Should we gather the extended family? Would that be too painful for everyone? There was no precedent, no social template. People advised us to do whatever made us feel better. We couldn’t think of anything. And as the day approached I felt completely choked with too much emotion. Literally, I felt a physical lump in my throat and had difficult swallowing. I stopped talking about my son as if that would make the feelings go away. They got worse. Then a week before the anniversary I had to leave work I was shaking so much. So I went to see my therapist and cried for an hour and a half. I kept saying to her that talking wouldn’t help, but it did. It didn’t take the pain away but it allowed me to release some of the emotions that had me so choked up.
As we agonized over our indecision about how to mark our son’s death, slowly some pieces began to fall into place . We would go to an early morning mass in the parish where he went to grammar school, and was a member of, and eventually led, a boy scout troop. We would visit his grave and bring flowers. And then, because we wanted to be somewhere where we knew he was most at peace, we decided to go to Percy Quin state park in Mississippi. For over fifteen summers he spent a week with all his family at Percy Quin, first in one cabin then in two, as the numbers and physical sizes of the grandchildren grew. He learned to fish, play poker, do without a television, and share his space. He learned to love his cousins.

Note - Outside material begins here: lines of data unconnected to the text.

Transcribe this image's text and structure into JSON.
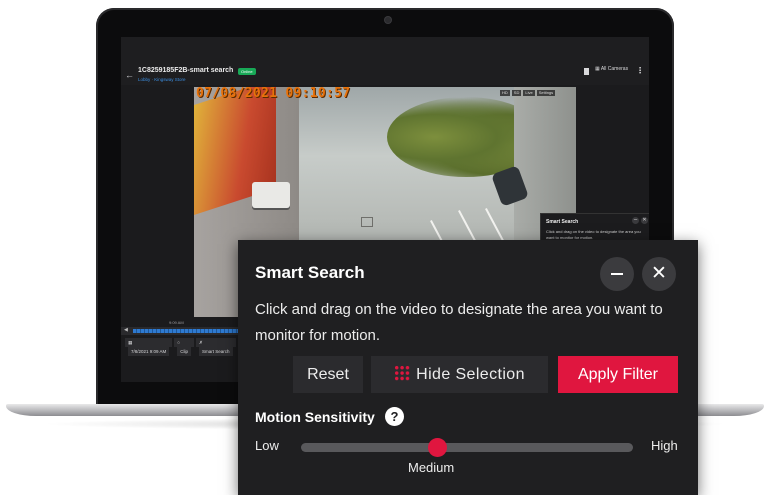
{
  "camera": {
    "title": "1C8259185F2B-smart search",
    "status_badge": "Online",
    "location": "Lobby · Kingsway Store",
    "all_cameras_label": "All Cameras"
  },
  "video": {
    "timestamp": "07/08/2021 09:10:57",
    "controls": [
      "HD",
      "SD",
      "Live",
      "Settings"
    ]
  },
  "mini_panel": {
    "title": "Smart Search",
    "description": "Click and drag on the video to designate the area you want to monitor for motion."
  },
  "timeline": {
    "current_time": "9:09 AM",
    "date_button": "7/8/2021 9:09 AM",
    "clip_button": "Clip",
    "smart_search_button": "Smart Search"
  },
  "smart_search": {
    "title": "Smart Search",
    "description": "Click and drag on the video to designate the area you want to monitor for motion.",
    "reset_label": "Reset",
    "hide_selection_label": "Hide Selection",
    "apply_filter_label": "Apply Filter",
    "sensitivity_label": "Motion Sensitivity",
    "help_icon_glyph": "?",
    "low_label": "Low",
    "high_label": "High",
    "current_level_label": "Medium",
    "sensitivity_value": 0.41
  },
  "colors": {
    "accent": "#e0163f",
    "panel_bg": "#1f1f21",
    "timestamp": "#e8720a",
    "online": "#18a957"
  },
  "icons": {
    "minimize": "minus-icon",
    "close": "close-icon",
    "hide_selection": "grid-dots-icon",
    "help": "question-circle-icon"
  }
}
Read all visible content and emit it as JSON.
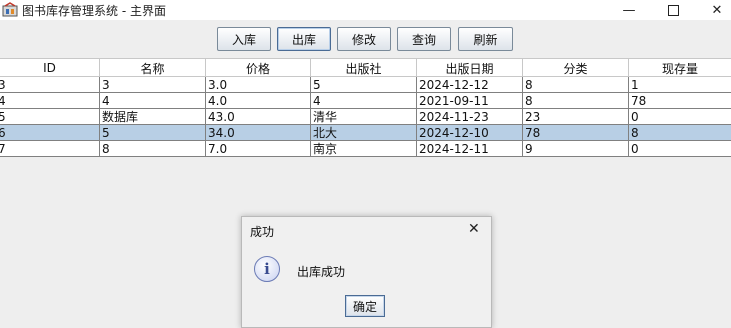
{
  "window": {
    "title": "图书库存管理系统 - 主界面",
    "minimize_glyph": "—",
    "close_glyph": "✕"
  },
  "toolbar": {
    "buttons": [
      {
        "label": "入库"
      },
      {
        "label": "出库"
      },
      {
        "label": "修改"
      },
      {
        "label": "查询"
      },
      {
        "label": "刷新"
      }
    ]
  },
  "table": {
    "columns": [
      "ID",
      "名称",
      "价格",
      "出版社",
      "出版日期",
      "分类",
      "现存量"
    ],
    "rows": [
      [
        "3",
        "3",
        "3.0",
        "5",
        "2024-12-12",
        "8",
        "1"
      ],
      [
        "4",
        "4",
        "4.0",
        "4",
        "2021-09-11",
        "8",
        "78"
      ],
      [
        "5",
        "数据库",
        "43.0",
        "清华",
        "2024-11-23",
        "23",
        "0"
      ],
      [
        "6",
        "5",
        "34.0",
        "北大",
        "2024-12-10",
        "78",
        "8"
      ],
      [
        "7",
        "8",
        "7.0",
        "南京",
        "2024-12-11",
        "9",
        "0"
      ]
    ],
    "selected_row": 3
  },
  "dialog": {
    "title": "成功",
    "message": "出库成功",
    "ok_label": "确定",
    "close_glyph": "✕",
    "info_glyph": "i"
  },
  "colors": {
    "selection": "#b8cfe5",
    "background": "#eeeeee"
  }
}
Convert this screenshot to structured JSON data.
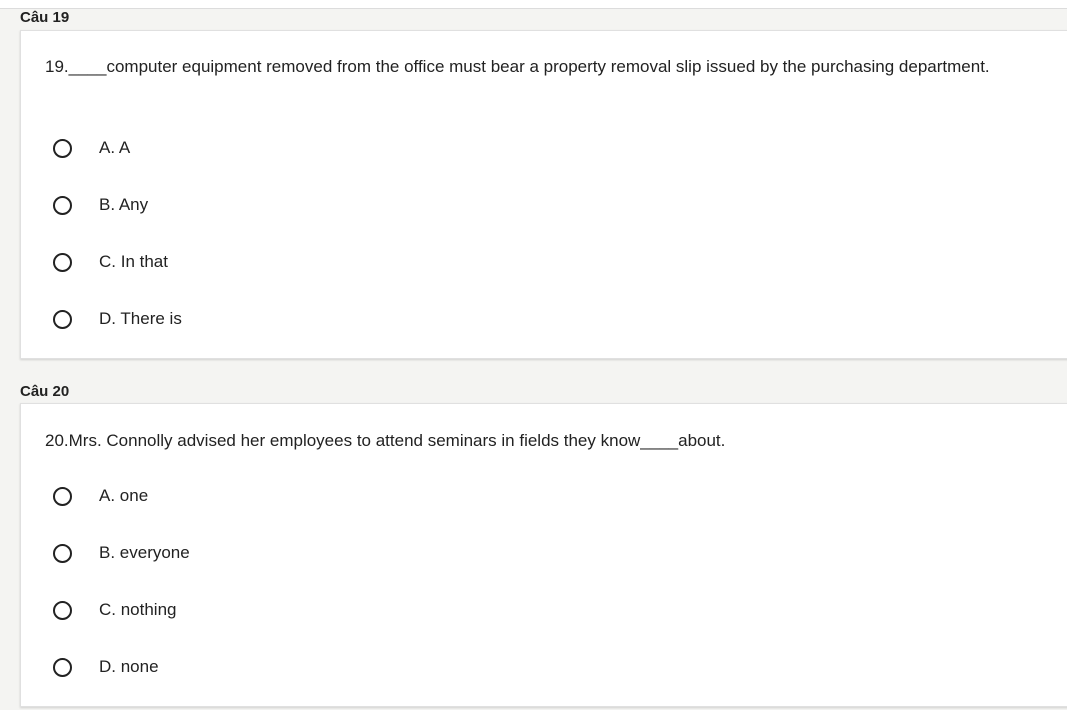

On Wednesday, the day of his death, my husband and I drove to Percy Quin. In his last writings he had recalled some of his favorite memories and many of them involved Percy Quin, the fishing with his uncles, the morning breakfasts. So my husband and I drove to our favorite cabin, cabin two, hoping no one would be there. We set up some photos of our son on the picnic table where we had shared so many meals. We read some of his poetry out loud and planted an English ivy. As the time of his final act drew closer, vacationers arrived to claim the cabin, so we walked a little way off and sat on the grass. At 3.30 pm we held hands and prayed out loud. We wished him peace and told him we loved him. It began to rain. There were no more words.